19th c. engraving depicting several types of flatfish
Bothidae (lefteye flounders)
Pleuronectidae (righteye flounders)
Paralichthyidae (large-tooth flounders)
Achiropsettidae (southern flounders)
Achiridae (American soles)
The flatfish are an order (Pleuronectiformes) of ray-finned fish, also called the Heterosomata, sometimes classified as a suborder of Perciformes. The name means "side-swimmers" in Greek. In many species both eyes lie on one side of the head, one or the other migrating through and around the head during development. Some species face their "left" side upward, some face their "right" side upward, and others face either side upward. The other distinguishing features of the order are the presence of protrusible eyes, another adaptation to living on the sea-bed (benthos), and the extension of the dorsal fin onto the head.

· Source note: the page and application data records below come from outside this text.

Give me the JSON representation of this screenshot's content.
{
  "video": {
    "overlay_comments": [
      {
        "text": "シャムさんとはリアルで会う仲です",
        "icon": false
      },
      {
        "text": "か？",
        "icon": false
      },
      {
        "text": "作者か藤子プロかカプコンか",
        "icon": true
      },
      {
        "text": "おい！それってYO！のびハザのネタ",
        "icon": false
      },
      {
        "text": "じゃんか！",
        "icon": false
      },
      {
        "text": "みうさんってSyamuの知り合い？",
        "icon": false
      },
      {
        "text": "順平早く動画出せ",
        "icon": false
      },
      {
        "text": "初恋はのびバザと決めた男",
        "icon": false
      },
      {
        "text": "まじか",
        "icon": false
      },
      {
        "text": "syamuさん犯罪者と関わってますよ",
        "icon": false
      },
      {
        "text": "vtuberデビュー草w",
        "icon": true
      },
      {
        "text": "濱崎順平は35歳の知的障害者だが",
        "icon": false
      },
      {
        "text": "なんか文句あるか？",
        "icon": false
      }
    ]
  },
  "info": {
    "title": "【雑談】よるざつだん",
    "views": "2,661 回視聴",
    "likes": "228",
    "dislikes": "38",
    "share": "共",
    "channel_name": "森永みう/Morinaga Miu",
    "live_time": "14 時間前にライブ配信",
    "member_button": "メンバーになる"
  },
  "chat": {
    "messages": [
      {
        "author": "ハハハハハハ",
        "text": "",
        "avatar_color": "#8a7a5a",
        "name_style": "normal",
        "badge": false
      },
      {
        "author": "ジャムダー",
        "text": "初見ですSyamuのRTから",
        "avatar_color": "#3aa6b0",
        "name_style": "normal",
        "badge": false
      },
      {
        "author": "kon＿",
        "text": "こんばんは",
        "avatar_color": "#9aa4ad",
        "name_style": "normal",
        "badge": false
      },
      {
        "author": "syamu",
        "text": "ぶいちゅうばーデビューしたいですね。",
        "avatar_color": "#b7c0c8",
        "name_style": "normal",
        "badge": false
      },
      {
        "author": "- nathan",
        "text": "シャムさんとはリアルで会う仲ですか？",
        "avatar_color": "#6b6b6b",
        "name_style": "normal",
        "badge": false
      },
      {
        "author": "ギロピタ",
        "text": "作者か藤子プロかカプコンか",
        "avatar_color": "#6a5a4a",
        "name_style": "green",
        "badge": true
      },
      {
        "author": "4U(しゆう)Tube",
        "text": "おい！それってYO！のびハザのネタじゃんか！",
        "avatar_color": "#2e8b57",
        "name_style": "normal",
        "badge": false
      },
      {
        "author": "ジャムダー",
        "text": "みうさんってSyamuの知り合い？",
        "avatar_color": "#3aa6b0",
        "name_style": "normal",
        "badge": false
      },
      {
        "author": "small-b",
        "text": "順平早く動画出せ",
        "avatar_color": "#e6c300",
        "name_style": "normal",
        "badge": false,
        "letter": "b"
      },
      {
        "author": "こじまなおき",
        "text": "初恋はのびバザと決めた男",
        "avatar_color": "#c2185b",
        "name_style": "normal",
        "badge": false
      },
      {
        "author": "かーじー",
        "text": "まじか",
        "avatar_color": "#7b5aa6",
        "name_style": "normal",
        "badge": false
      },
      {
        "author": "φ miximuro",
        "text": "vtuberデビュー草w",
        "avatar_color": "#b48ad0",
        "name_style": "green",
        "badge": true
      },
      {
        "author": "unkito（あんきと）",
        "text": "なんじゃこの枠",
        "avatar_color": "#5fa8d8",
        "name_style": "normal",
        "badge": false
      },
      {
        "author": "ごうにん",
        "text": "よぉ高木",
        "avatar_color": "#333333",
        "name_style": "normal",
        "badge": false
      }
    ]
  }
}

Many important food fish are in this order, including the flounders, soles, turbot, plaice, and halibut. There are more than 400 species of this order. Some flatfish can camouflage themselves on the ocean floor.
Flatfish have been cited as dramatic examples of evolutionary adaptation. For example, Richard Dawkins in The Blind Watchmaker, explains the flatfish's evolutionary history as:
... bony fish as a rule have a marked tendency to be flattened in a vertical direction.... It was natural, therefore, that when the ancestors of [flatfish] took to the sea bottom, they should have lain on one side.... But this raised the problem that one eye was always looking down into the sand and was effectively useless. In evolution this problem was solved by the lower eye 'moving' round to the upper side.
The development of flatfish is thus considered to recapitulate their evolutionary history.
The asymmetric geometry of flatfish has been likened to the cubist paintings of Pablo Picasso, and is often perceived as being "imperfect", "grotesque", "strange", etc. It is likely that the asymmetry contributes to their survival by helping to disguise them on the ocean floor.